In the Autumn of 1923 the Jaffa association ceased to function after the municipality agreed to accept the Rutenburg Scheme which would supply the town with electricity but which was opposed by the national Congress.[13]

At their peak in 1920 there were some 40 Associations with approximately 3,000 active members.[14]

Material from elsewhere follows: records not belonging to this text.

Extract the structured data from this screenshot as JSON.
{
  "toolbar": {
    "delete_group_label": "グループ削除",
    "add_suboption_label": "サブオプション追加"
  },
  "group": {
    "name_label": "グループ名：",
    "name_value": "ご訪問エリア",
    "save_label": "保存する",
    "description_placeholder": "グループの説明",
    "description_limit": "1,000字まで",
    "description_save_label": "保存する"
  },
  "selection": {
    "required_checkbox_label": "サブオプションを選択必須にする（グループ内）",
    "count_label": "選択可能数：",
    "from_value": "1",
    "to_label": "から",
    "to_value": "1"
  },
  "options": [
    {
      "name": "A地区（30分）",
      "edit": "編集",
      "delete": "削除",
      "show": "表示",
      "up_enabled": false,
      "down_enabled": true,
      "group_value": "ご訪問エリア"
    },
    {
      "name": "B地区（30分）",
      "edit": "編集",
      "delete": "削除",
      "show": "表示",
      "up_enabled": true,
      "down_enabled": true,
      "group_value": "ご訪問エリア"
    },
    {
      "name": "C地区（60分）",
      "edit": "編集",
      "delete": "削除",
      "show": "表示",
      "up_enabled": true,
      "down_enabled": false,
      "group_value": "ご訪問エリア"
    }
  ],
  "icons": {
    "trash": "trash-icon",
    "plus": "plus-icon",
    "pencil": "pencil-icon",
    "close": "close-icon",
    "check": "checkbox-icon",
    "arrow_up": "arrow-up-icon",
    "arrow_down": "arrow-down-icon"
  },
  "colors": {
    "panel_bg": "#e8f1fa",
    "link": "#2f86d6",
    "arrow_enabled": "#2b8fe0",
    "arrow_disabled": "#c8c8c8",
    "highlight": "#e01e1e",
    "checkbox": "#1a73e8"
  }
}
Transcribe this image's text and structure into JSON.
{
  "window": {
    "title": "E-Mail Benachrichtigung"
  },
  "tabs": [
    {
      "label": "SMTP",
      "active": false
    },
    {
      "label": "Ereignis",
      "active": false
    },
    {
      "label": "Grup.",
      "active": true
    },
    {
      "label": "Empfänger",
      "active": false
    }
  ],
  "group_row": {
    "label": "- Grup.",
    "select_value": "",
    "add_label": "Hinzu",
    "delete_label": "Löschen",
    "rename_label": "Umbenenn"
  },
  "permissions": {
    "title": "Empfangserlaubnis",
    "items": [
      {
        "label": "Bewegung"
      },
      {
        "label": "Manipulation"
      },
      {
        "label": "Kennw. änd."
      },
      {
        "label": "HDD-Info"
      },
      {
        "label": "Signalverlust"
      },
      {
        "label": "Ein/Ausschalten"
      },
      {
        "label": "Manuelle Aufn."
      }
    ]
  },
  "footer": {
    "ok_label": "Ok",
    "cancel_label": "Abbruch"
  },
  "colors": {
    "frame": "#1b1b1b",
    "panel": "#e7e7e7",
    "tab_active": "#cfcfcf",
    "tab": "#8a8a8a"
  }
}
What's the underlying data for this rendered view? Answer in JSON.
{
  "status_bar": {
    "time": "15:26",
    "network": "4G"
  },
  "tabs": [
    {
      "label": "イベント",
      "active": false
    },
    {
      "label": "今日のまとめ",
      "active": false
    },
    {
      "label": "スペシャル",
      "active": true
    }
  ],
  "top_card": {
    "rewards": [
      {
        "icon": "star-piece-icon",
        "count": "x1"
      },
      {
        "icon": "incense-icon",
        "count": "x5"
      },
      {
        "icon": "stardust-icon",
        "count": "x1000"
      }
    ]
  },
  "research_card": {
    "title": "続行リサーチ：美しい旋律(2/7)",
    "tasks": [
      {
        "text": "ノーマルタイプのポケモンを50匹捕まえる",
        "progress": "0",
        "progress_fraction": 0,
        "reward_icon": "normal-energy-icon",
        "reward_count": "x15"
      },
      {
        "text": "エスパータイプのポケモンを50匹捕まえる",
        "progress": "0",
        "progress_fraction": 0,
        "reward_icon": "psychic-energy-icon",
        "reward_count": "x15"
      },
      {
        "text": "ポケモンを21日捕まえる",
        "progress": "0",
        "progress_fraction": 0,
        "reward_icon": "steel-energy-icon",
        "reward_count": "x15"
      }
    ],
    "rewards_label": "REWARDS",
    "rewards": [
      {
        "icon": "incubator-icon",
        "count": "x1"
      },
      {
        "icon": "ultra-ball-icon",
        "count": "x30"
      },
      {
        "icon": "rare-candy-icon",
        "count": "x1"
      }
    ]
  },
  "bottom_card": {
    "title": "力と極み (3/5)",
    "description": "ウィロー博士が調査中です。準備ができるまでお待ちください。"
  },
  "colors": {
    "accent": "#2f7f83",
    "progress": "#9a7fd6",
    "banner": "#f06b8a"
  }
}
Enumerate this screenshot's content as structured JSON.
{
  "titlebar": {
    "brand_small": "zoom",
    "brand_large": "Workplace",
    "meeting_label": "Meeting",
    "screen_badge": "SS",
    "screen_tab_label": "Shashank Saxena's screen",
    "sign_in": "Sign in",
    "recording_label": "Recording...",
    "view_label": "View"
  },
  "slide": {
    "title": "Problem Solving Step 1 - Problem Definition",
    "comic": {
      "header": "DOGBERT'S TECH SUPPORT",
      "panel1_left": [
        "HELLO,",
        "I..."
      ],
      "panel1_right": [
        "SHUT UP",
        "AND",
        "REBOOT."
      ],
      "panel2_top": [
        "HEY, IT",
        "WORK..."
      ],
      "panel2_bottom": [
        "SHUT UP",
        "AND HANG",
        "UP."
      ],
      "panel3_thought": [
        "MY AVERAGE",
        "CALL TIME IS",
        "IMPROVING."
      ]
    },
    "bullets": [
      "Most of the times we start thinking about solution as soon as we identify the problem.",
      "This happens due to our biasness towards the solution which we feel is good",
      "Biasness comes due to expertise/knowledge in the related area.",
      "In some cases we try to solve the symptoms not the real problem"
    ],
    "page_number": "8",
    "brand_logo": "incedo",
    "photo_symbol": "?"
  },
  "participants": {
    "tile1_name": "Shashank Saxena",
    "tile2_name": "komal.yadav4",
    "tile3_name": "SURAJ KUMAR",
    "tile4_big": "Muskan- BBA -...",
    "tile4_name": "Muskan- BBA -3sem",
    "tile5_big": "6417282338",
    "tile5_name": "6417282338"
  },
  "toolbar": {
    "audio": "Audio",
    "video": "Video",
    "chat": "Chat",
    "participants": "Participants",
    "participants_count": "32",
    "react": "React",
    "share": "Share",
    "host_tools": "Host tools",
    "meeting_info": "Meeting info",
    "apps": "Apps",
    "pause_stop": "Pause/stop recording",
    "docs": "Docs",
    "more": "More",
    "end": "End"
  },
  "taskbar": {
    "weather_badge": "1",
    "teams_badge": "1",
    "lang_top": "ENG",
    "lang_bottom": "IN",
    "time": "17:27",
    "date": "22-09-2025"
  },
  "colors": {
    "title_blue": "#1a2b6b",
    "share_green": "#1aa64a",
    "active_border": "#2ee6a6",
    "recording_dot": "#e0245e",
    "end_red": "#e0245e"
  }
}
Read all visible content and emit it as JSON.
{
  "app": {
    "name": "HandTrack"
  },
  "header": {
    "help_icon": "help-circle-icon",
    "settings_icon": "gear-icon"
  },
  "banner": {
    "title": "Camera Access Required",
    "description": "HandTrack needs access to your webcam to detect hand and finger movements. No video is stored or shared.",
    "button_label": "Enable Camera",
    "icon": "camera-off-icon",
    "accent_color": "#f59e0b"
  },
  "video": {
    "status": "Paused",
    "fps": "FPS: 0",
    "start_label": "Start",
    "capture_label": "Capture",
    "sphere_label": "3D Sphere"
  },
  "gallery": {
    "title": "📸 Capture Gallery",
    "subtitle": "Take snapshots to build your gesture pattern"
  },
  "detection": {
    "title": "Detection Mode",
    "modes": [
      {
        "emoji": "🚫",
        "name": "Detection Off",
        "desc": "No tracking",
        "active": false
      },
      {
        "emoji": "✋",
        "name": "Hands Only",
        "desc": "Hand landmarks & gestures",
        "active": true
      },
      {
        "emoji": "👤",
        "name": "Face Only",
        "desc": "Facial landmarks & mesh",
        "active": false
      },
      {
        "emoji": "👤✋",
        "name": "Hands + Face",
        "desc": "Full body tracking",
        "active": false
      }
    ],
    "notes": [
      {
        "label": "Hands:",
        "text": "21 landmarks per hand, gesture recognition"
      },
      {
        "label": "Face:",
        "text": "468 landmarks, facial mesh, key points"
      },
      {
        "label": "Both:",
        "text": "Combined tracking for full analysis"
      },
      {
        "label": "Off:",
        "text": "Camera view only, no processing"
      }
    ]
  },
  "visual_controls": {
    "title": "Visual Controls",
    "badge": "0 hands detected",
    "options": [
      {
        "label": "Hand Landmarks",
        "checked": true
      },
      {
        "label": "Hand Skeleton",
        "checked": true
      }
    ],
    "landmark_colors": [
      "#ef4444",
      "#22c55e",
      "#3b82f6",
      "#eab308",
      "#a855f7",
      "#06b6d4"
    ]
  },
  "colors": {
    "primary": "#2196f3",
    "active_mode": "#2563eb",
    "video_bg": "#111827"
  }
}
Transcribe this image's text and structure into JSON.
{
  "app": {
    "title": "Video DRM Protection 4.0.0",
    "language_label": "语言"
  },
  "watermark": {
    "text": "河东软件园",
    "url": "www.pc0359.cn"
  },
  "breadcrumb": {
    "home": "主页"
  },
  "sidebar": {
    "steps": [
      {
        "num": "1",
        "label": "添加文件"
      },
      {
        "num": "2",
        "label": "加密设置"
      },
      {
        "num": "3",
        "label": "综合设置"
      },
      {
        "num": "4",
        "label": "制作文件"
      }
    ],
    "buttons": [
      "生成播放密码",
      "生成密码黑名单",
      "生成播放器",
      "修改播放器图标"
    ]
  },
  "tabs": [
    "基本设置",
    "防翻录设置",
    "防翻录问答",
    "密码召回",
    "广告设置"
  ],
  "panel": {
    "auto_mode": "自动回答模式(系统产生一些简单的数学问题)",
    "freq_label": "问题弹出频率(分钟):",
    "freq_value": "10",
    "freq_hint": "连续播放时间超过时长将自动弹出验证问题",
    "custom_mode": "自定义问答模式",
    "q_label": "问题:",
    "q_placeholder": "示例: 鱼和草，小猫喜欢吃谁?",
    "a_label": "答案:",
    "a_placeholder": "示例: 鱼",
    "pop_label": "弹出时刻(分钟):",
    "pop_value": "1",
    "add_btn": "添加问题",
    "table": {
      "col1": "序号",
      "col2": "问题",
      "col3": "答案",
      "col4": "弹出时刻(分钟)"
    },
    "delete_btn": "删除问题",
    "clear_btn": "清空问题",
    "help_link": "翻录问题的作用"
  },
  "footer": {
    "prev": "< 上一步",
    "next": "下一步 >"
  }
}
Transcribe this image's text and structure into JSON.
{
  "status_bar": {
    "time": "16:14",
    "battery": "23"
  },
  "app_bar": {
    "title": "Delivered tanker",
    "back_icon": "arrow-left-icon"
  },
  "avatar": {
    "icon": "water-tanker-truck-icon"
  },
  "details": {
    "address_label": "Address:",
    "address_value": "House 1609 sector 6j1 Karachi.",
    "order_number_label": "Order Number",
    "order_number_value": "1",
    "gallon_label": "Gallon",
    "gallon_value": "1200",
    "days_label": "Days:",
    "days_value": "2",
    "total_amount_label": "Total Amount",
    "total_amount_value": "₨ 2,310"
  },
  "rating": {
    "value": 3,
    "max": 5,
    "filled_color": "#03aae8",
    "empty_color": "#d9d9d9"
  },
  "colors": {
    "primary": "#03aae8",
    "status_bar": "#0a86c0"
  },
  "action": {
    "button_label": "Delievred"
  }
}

In 1922 a number of Muslim National Associations began to appear. These groups were actually funded by the Zionist Executive in an attempt to undermine the influence of the Muslim-Christian Associations and the Congress. Colonel Kisch was given the task of cultivating pro-Zionist opinion among the Arabs, with a budget of £20,000. In 1923 the Jerusalem Muslim National Club was being given £100 a month, the Tiberias club was given a lump sum of £200. The funds were also used to bribe many senior notables as well as the mayors of Jerusalem, Nablus, Tiberias and Beisan. In 1923 the chief secretary to the high commissioner, Colonel Wyndham Deedes, ordered investigations into some of the leaders of the Muslim National Associations. The final report concluded that the people involved were untrustworthy and the strategy was only likely to have a negative impact. Both David Ben-Gurion and Ze'ev Jabotinsky were against the policy.[15]


  1. ^ Pappe, Ilan (2002) The Rise and Fall of a Palestinian Dynasty. The Husaynis 1700–1948. AL Saqi edition 2010. ISBN 978-0-86356-460-4. p. 175.
  2. ^ Kayyali, Abdul-Wahhab Said (1981) Palestine. A Modern History Croom Helm. ISBN 086199-007-2. p. 58.
  3. ^ Cohen, Aharon (1970) Israel and the Arab World. W. H. Allen. ISBN 0 491 00003 0. p. 159.
  4. ^ Kayyali, pp. 57, 58.
  5. ^ Segev, Tom (2000) One Palestine, Complete—Jews and Arabs under the British Mandate. Little, Brown & Co. ISBN 0 316 64859 0. pp. 106, 107.
  6. ^ Khalidi, Walid (1984) Before their Diaspora: A photographic history of the Palestinians, 1876–1948. Institute of Palestine Studies. ISBN 0-88728-143-5. p. 74.
  7. ^ Kayyali, p. 60.
  8. ^ Kayyali, pp. 60–63.
  9. ^ Kayyali, pp. 64, 67.
  10. ^ Luke, Sir Harry (1953) Cities and Men. An Autobiography. Volume II. Aegean, Cyprus, Turkey, Transcaucasia & Palestine. (1914-1924). Geoffrey Bles. London. p.247
  11. ^ Kayyali, p. 107.
  12. ^ Kayyali, p. 105.
  13. ^ Kayyali, p. 131.
  14. ^ Segev, p. 104.
  15. ^ Segev, pp. 277, 280–283.
Secondary Sources
  • Cohen, Aharon (1970). Israel and the Arab World. W. H. Allen. p. 159. ISBN 0-491-00003-0.
  • Kayyali, Abdul-Wahhab Said (1981). Palestine: A Modern History. Croom Helm. pp. 58, 60–63, 64, 67, 104–105, 107, 131. ISBN 086199-007-2.
  • Luke, Sir Harry (1953). Cities and Men: An Autobiography. Vol. II, Aegean, Cyprus, Turkey, Transcaucasia & Palestine. (1914-1924). London: Geoffrey Bles. p. 247.
  • Pappe, Ilan (2010) [2002]. The Rise and Fall of a Palestinian Dynasty. The Husaynis 1700–1948. AL Saqi. p. 175. ISBN 978-0-86356-460-4.
  • Segev, Tom (2000). One Palestine, Complete—Jews and Arabs under the British Mandate. London: Little, Brown & Co. pp. 106, 107. ISBN 0-316-64859-0.